There aren’t many truisms in palliative care, a medical specialty that might best be broadly described as a multidisciplinary effort to meet people where they are as they reconcile themselves to extreme personal crisis, and to help them discern what matters most to them and then make a vigorous effort to arrange their—or their child’s—medical care such that it supports and celebrates their values and their personhood and their lives, regardless of whether or not those lives can be saved. There’s no formulaic way to meet patients and families where they are in their coping, but in my training I learned not to say certain things, such as “I know just what you’re going through,” or “Nobody gets more than they can handle,” or, especially, “Everything is going to be O.K.” You have to say such a thing only once, never mind whether it’s spoken out of hope or experience, to learn how it can make a person feel unheard and unseen in their disorientation and suffering, how it can make them enraged. And yet working with families over months and years teaches you to hope that life reconstitutes on the other side of catastrophe, and that people can find joy in living again on the far side of unbearable loss. In the palliative-care encounter—which is really any clinical encounter set within catastrophe, whether fast or slow—you can try to know such things in your heart. You can’t say them out loud, but you try the best you can to hold on to them, for the sake of your patient.

I didn’t say anything to that mother at the sink about everything turning out all right or getting through it, though some part of me strained desperately against my training to make some gesture of reassurance to both of us. More importantly, neither did she.

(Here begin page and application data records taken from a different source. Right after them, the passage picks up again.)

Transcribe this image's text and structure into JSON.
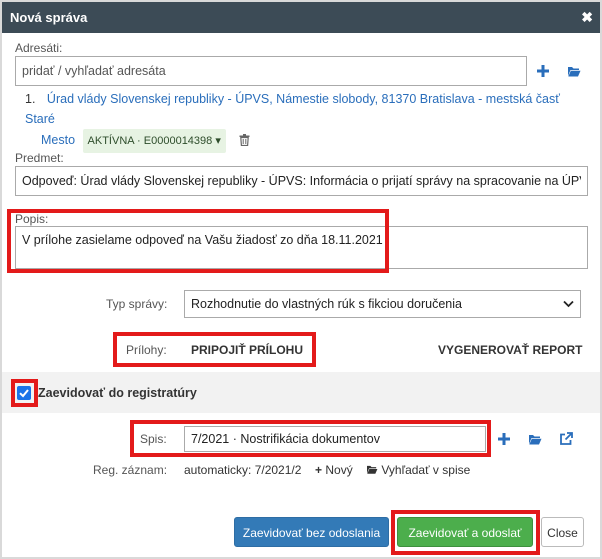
{
  "dialog": {
    "title": "Nová správa"
  },
  "recipients": {
    "label": "Adresáti:",
    "placeholder": "pridať / vyhľadať adresáta",
    "item_number": "1.",
    "item_text_line1": "Úrad vlády Slovenskej republiky - ÚPVS, Námestie slobody, 81370 Bratislava - mestská časť Staré",
    "item_text_line2": "Mesto",
    "status_badge": "AKTÍVNA · E0000014398 ▾"
  },
  "subject": {
    "label": "Predmet:",
    "value": "Odpoveď: Úrad vlády Slovenskej republiky - ÚPVS: Informácia o prijatí správy na spracovanie na ÚPVS"
  },
  "description": {
    "label": "Popis:",
    "value": "V prílohe zasielame odpoveď na Vašu žiadosť zo dňa 18.11.2021"
  },
  "message_type": {
    "label": "Typ správy:",
    "value": "Rozhodnutie do vlastných rúk s fikciou doručenia"
  },
  "attachments": {
    "label": "Prílohy:",
    "attach_button": "PRIPOJIŤ PRÍLOHU",
    "generate_button": "VYGENEROVAŤ REPORT"
  },
  "registry": {
    "checkbox_label": "Zaevidovať do registratúry",
    "checked": true,
    "file_label": "Spis:",
    "file_value": "7/2021 · Nostrifikácia dokumentov",
    "reg_label": "Reg. záznam:",
    "reg_value": "automaticky: 7/2021/2",
    "new_label": "Nový",
    "search_label": "Vyhľadať v spise"
  },
  "footer": {
    "record_no_send": "Zaevidovať bez odoslania",
    "record_send": "Zaevidovať a odoslať",
    "close": "Close"
  },
  "colors": {
    "titlebar": "#3c4b56",
    "link": "#2a6ebb",
    "primary": "#337ab7",
    "success": "#4cae4c",
    "highlight": "#e31a1a"
  }
}
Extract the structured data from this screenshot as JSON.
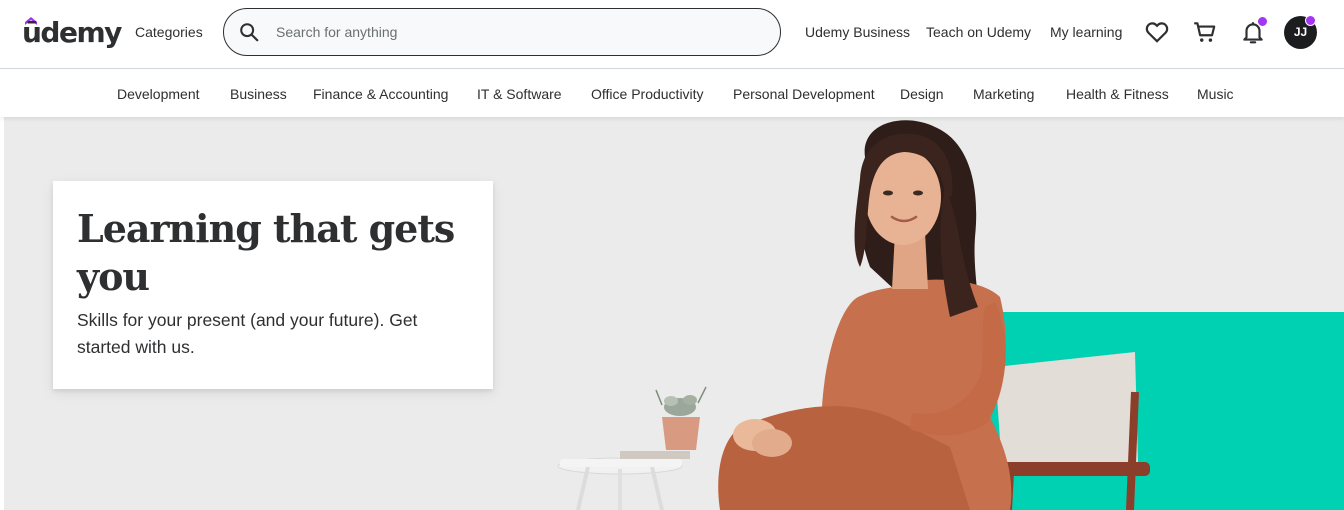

But something in her posture and her own awkward smile brought me to imagine, or to understand, that she was holding the same sort of space for me that I wanted to hold for her. And who better to reassure me against the fear I’d been carrying around all week than someone who had survived for months under a direct threat of losing the things in the world that she valued the most?

I’ve thought every day since then, as I struggle to contain my compounding anxieties surrounding the coming weeks in the U.S. and the world, about the strange axis around which we all eventually turn as health-care providers—each of us becomes a patient, in time. In time, each of us loses people we love to illness. Usually, we go there one by one, but it seems to me now that we are all suddenly turning at once, as if that mother’s awkward smile were saying to me and to the whole professional half of the hospital, to all the non-patients, “Welcome to my world.” In my perception or projection, she was saying this with a very generous compassion for my anxiety, for my dismay at being challenged to accept my own medicine, the medicine of palliative care, which shelters me as an intellectual and emotional and spiritual home both within the hospital and outside it. I know better than to say such things to patients or families, and I know better than to say them to myself or to my own family. But I can try, as I’ve been trained to, to attach myself to a hope, always too fragile to speak aloud, that we all might one day eventually be—in some tattered, transfigured way—O.K.


3 comments:

Susan said...

Interesting article, Warren. I worry all the time about people on the front lines.

Margaret S. Hamilton said...

Excellent piece reminding us of the heroes in the pandemic. Thanks for posting.

Fiona L. Woods said...

Thank you for posting this. My hope is to one day come out the other side too.